Data for analysis =
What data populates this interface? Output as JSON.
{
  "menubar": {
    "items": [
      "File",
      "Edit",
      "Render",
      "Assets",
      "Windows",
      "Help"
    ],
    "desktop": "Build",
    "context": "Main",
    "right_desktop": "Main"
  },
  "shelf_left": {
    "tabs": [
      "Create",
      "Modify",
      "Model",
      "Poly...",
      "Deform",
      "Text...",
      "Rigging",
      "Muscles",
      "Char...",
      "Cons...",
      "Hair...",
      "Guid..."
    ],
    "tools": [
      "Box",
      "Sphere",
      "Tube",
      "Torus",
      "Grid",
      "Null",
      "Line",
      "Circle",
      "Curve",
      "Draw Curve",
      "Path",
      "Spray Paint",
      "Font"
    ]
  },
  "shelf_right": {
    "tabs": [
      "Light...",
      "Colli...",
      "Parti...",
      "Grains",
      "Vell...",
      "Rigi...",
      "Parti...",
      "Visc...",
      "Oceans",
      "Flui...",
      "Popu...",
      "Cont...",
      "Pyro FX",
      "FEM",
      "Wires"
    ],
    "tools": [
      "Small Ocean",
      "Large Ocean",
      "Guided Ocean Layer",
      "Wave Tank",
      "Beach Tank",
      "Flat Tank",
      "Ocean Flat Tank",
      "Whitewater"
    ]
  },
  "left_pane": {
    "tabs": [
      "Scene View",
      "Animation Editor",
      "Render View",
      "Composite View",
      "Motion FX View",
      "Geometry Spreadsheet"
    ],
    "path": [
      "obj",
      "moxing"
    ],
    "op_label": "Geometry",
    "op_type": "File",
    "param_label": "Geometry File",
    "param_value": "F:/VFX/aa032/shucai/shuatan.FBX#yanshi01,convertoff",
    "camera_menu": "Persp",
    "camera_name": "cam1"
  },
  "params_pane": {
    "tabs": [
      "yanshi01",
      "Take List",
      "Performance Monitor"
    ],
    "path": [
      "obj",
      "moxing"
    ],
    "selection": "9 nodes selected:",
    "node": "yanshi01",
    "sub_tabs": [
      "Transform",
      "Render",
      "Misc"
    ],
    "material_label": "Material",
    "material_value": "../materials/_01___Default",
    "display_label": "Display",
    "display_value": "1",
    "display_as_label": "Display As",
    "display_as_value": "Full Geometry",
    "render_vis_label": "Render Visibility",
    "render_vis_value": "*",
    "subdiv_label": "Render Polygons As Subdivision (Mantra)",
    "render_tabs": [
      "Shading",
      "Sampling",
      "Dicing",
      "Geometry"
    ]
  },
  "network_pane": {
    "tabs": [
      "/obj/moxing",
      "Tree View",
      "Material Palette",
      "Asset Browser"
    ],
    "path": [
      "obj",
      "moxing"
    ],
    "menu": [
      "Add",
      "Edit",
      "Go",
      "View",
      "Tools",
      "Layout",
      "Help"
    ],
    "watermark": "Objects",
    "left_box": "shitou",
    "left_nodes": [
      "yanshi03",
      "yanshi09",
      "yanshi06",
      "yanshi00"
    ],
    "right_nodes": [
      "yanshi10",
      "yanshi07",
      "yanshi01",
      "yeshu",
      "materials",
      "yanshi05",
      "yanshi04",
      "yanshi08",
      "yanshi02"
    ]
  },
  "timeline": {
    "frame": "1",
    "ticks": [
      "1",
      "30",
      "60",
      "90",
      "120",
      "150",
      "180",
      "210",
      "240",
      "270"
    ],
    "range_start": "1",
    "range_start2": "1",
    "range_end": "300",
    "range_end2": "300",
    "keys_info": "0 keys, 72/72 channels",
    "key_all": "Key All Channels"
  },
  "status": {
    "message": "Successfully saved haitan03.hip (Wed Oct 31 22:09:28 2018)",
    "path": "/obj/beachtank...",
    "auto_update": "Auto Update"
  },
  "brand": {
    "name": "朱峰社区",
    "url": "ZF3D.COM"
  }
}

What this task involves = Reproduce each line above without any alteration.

Answer =
What data populates this interface? Output as JSON.
{
  "menubar": {
    "items": [
      "File",
      "Edit",
      "Render",
      "Assets",
      "Windows",
      "Help"
    ],
    "desktop": "Build",
    "context": "Main",
    "right_desktop": "Main"
  },
  "shelf_left": {
    "tabs": [
      "Create",
      "Modify",
      "Model",
      "Poly...",
      "Deform",
      "Text...",
      "Rigging",
      "Muscles",
      "Char...",
      "Cons...",
      "Hair...",
      "Guid..."
    ],
    "tools": [
      "Box",
      "Sphere",
      "Tube",
      "Torus",
      "Grid",
      "Null",
      "Line",
      "Circle",
      "Curve",
      "Draw Curve",
      "Path",
      "Spray Paint",
      "Font"
    ]
  },
  "shelf_right": {
    "tabs": [
      "Light...",
      "Colli...",
      "Parti...",
      "Grains",
      "Vell...",
      "Rigi...",
      "Parti...",
      "Visc...",
      "Oceans",
      "Flui...",
      "Popu...",
      "Cont...",
      "Pyro FX",
      "FEM",
      "Wires"
    ],
    "tools": [
      "Small Ocean",
      "Large Ocean",
      "Guided Ocean Layer",
      "Wave Tank",
      "Beach Tank",
      "Flat Tank",
      "Ocean Flat Tank",
      "Whitewater"
    ]
  },
  "left_pane": {
    "tabs": [
      "Scene View",
      "Animation Editor",
      "Render View",
      "Composite View",
      "Motion FX View",
      "Geometry Spreadsheet"
    ],
    "path": [
      "obj",
      "moxing"
    ],
    "op_label": "Geometry",
    "op_type": "File",
    "param_label": "Geometry File",
    "param_value": "F:/VFX/aa032/shucai/shuatan.FBX#yanshi01,convertoff",
    "camera_menu": "Persp",
    "camera_name": "cam1"
  },
  "params_pane": {
    "tabs": [
      "yanshi01",
      "Take List",
      "Performance Monitor"
    ],
    "path": [
      "obj",
      "moxing"
    ],
    "selection": "9 nodes selected:",
    "node": "yanshi01",
    "sub_tabs": [
      "Transform",
      "Render",
      "Misc"
    ],
    "material_label": "Material",
    "material_value": "../materials/_01___Default",
    "display_label": "Display",
    "display_value": "1",
    "display_as_label": "Display As",
    "display_as_value": "Full Geometry",
    "render_vis_label": "Render Visibility",
    "render_vis_value": "*",
    "subdiv_label": "Render Polygons As Subdivision (Mantra)",
    "render_tabs": [
      "Shading",
      "Sampling",
      "Dicing",
      "Geometry"
    ]
  },
  "network_pane": {
    "tabs": [
      "/obj/moxing",
      "Tree View",
      "Material Palette",
      "Asset Browser"
    ],
    "path": [
      "obj",
      "moxing"
    ],
    "menu": [
      "Add",
      "Edit",
      "Go",
      "View",
      "Tools",
      "Layout",
      "Help"
    ],
    "watermark": "Objects",
    "left_box": "shitou",
    "left_nodes": [
      "yanshi03",
      "yanshi09",
      "yanshi06",
      "yanshi00"
    ],
    "right_nodes": [
      "yanshi10",
      "yanshi07",
      "yanshi01",
      "yeshu",
      "materials",
      "yanshi05",
      "yanshi04",
      "yanshi08",
      "yanshi02"
    ]
  },
  "timeline": {
    "frame": "1",
    "ticks": [
      "1",
      "30",
      "60",
      "90",
      "120",
      "150",
      "180",
      "210",
      "240",
      "270"
    ],
    "range_start": "1",
    "range_start2": "1",
    "range_end": "300",
    "range_end2": "300",
    "keys_info": "0 keys, 72/72 channels",
    "key_all": "Key All Channels"
  },
  "status": {
    "message": "Successfully saved haitan03.hip (Wed Oct 31 22:09:28 2018)",
    "path": "/obj/beachtank...",
    "auto_update": "Auto Update"
  },
  "brand": {
    "name": "朱峰社区",
    "url": "ZF3D.COM"
  }
}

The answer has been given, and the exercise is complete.